In "The Most Dangerous Game", who is more characterized, General Zaroff or Rainsford?
One could argue that Rainsford is more characterized throughout the short story "The Most Dangerous Game." Connell utilizes third person limited narration to characterize Rainsford by describing his inner feelings and emotions. Rainsford is also portrayed as a dynamic character as he goes from being a callous, unsympathetic hunter, to a person who fully understands what it is like to be hunted.
Rainsford's inner thoughts are described as Connell illustrates his panic after falling off the yacht and his sense of comfort when he initially sits down to dinner at Zaroff's chateau. Rainford's sense of anxiety and fear is also portrayed as he attempts to avoid Zaroff throughout Ship-Trap Island. Rainsford's sense of danger and primal instincts are also revealed when he surprises the general in his own room at the end of the novel.
The third person limited narration allows Connell to focus on Rainsford's personal thoughts and emotions while he objectively describes General Zaroff's behaviors and comments. Essentially, Rainsford is more characterized than General Zaroff because the reader never has perspective on the general's inner thoughts and emotions like they do for Rainsford.
The characterization we receive most is that of Rainsford. This is for a few reasons:
1) We see him before, during, and after his run-in with Zaroff, whereas we only learn about Zaroff during his interactions with Rainsford.
2) We are given a description of Zaroff from Rainsford's point of view, showing us not only how Zaroff looks and acts, but also Rainsford's interpretation of his look and mannerisms.

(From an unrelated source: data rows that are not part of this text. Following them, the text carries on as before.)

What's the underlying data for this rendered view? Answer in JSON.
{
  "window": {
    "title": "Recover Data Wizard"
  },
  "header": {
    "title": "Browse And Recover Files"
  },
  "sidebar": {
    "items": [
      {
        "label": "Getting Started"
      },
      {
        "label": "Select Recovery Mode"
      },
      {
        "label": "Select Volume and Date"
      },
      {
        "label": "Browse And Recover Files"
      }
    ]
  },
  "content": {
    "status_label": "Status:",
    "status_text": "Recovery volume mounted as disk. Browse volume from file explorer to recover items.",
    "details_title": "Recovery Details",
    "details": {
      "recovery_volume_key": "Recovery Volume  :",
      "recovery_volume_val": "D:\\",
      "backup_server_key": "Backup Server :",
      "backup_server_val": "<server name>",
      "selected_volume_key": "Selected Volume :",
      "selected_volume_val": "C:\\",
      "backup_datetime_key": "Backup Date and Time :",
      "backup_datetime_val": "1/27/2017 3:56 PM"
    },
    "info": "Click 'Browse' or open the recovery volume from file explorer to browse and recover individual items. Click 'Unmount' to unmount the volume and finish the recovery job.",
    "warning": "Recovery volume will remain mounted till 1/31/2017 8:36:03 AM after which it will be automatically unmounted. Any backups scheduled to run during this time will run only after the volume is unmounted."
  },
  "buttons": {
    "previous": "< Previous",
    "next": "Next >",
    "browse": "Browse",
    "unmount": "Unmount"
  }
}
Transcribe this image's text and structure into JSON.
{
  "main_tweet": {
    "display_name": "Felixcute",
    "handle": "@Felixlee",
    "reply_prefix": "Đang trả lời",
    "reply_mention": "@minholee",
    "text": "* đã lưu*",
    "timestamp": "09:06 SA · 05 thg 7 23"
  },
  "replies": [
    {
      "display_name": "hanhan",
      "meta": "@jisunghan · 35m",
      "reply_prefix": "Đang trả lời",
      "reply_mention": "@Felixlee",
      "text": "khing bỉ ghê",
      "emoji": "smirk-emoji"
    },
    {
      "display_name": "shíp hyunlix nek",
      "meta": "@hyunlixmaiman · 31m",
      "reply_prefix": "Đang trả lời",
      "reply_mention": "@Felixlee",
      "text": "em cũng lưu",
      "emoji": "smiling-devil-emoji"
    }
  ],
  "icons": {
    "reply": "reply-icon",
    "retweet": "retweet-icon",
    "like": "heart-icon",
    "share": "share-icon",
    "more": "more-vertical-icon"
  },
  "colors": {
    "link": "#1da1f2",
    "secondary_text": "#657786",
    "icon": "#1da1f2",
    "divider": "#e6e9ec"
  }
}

3) We are given a view into the mind of Rainsford, not Zaroff, several times: on the boat, when he arrives on the island, when he meets with Zaroff, and all throughout the hunt we learn how he is thinking his way through the jungle and away from Zaroff.